(Map may reflect historical as well as recent sightings)
Applegate's milk-vetch was federally listed as endangered without
critical habitat in 1993 (U.S. Fish and Wildlife Service 1993).
A recovery plan was published in 1998 (U.S. Fish and Wildlife
Description and Life
Applegate's milk-vetch is a slender perennial in the pea family
(Fabaceae) with stems 3-4 dm (12-16 in) long. The leaves are
typically 3.5-7 cm (1.4-2.8 in) long with 7-11 leaflets. The
petals are whitish, measuring up to 7 mm (0.3 in) long. The
tip of the keel is faintly lilac- tinged. The fruit is a pod
and is widely spreading or declined. Dehiscence (pod opening
at maturity) starts at the top of the pod and continues downward.
Applegate's milkvetch typically flowers from June to early August.
Applegate's milk-vetch occurs in flat-lying, seasonally moist,
strongly alkaline soils dominated by greasewood (Sarcobatus
vermiculatus) with sparse, native bunch grasses and patches

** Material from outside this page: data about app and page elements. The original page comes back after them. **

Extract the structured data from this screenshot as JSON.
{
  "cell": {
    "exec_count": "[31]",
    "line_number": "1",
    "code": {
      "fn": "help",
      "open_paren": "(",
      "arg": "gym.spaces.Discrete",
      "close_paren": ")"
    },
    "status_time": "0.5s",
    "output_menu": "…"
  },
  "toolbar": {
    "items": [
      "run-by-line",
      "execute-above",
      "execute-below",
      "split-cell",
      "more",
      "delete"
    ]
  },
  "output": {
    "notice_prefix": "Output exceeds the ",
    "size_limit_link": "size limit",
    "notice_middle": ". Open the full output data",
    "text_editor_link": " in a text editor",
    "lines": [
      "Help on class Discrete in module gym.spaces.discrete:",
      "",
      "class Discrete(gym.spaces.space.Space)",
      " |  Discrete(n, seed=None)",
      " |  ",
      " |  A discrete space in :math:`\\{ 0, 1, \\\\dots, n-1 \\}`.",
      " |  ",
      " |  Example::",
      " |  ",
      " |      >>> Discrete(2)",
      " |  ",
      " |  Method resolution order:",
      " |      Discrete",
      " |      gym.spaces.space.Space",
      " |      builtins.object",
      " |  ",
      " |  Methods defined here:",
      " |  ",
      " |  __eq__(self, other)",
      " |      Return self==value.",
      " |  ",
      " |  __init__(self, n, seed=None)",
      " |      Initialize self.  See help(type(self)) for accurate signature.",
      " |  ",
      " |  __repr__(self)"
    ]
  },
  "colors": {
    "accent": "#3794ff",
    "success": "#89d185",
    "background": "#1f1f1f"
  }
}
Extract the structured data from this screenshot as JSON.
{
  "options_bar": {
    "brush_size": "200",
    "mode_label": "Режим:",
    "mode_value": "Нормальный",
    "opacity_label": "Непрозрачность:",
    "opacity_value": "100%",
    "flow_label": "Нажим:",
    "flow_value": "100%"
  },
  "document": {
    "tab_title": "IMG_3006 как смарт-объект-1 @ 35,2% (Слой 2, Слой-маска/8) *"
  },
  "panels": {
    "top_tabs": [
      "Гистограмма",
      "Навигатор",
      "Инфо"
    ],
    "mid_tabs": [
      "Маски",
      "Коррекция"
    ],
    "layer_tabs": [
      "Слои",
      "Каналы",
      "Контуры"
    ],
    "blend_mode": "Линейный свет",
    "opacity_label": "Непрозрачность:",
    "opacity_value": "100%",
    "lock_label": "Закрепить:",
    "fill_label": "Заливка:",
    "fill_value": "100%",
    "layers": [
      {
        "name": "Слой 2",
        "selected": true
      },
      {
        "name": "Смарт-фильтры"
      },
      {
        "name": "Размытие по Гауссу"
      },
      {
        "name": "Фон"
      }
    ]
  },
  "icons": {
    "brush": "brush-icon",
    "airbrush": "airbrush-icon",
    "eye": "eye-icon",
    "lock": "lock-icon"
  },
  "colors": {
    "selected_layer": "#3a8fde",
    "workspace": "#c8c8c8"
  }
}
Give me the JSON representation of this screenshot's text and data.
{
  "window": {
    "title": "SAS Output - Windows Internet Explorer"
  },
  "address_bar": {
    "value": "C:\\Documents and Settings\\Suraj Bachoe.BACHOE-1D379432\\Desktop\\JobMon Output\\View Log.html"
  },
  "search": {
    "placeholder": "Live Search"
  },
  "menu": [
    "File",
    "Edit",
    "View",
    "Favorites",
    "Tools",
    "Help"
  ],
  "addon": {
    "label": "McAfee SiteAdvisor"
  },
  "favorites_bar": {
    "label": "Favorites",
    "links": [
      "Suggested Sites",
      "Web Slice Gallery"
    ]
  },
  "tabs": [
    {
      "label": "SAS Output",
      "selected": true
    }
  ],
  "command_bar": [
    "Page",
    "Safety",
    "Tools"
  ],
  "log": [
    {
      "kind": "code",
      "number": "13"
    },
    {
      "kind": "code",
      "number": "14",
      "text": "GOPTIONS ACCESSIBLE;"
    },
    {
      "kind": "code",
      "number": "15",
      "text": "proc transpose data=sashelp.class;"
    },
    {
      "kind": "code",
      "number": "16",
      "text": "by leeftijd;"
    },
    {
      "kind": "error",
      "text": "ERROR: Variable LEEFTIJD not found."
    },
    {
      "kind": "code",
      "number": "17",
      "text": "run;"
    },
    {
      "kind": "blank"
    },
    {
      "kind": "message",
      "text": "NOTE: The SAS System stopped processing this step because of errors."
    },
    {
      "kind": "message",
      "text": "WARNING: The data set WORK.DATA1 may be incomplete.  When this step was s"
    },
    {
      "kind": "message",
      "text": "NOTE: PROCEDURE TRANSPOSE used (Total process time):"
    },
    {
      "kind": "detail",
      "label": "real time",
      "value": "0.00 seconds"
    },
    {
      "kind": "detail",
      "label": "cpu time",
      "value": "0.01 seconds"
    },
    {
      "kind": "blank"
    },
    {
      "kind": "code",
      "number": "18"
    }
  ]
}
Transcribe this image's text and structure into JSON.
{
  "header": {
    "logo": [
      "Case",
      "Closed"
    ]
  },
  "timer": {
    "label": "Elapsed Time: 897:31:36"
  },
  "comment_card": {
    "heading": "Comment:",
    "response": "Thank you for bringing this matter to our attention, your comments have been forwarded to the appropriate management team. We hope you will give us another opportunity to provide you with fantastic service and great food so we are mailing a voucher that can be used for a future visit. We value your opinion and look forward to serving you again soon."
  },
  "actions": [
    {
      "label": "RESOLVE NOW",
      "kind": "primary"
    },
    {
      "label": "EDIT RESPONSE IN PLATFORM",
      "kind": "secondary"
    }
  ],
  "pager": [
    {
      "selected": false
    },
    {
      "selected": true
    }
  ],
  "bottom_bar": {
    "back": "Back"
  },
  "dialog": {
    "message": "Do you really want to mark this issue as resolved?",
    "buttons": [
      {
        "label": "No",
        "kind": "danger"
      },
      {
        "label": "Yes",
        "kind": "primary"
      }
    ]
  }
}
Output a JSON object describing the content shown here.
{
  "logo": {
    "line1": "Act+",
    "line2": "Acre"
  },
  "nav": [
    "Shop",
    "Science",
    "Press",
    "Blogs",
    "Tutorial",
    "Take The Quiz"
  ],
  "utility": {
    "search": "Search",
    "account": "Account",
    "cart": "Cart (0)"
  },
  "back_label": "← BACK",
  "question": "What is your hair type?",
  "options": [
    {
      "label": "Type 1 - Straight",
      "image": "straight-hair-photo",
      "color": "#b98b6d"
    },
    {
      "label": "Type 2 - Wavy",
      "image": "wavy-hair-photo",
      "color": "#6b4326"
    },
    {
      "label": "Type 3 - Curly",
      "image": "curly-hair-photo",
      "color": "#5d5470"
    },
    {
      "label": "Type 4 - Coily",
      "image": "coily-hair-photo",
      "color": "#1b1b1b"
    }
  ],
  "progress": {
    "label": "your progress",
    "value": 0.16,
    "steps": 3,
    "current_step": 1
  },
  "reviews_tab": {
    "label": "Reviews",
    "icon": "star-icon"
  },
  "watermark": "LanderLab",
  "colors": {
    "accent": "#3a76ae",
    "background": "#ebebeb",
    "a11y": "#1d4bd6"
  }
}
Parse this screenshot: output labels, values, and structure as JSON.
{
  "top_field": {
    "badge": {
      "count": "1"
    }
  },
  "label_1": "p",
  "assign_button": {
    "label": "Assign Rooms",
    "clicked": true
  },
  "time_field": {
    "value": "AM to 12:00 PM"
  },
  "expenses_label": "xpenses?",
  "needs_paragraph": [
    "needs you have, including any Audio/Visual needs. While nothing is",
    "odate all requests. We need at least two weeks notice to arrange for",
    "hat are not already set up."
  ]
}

of bare soil.
Reasons for Decline
Urban development, agriculture, weeds, fire suppression, flood
control and land reclamation have contributed to the decline of
This species is historically known from only four sites, near
the city of Klamath Falls in Klamath County, Oregon, approximately
1250 m (4,100 ft) above sea level. The largest population is located
near Ewauna Lake in Klamath Falls; a significant portion of the
site this population occurs on is owned by The Nature Conservancy.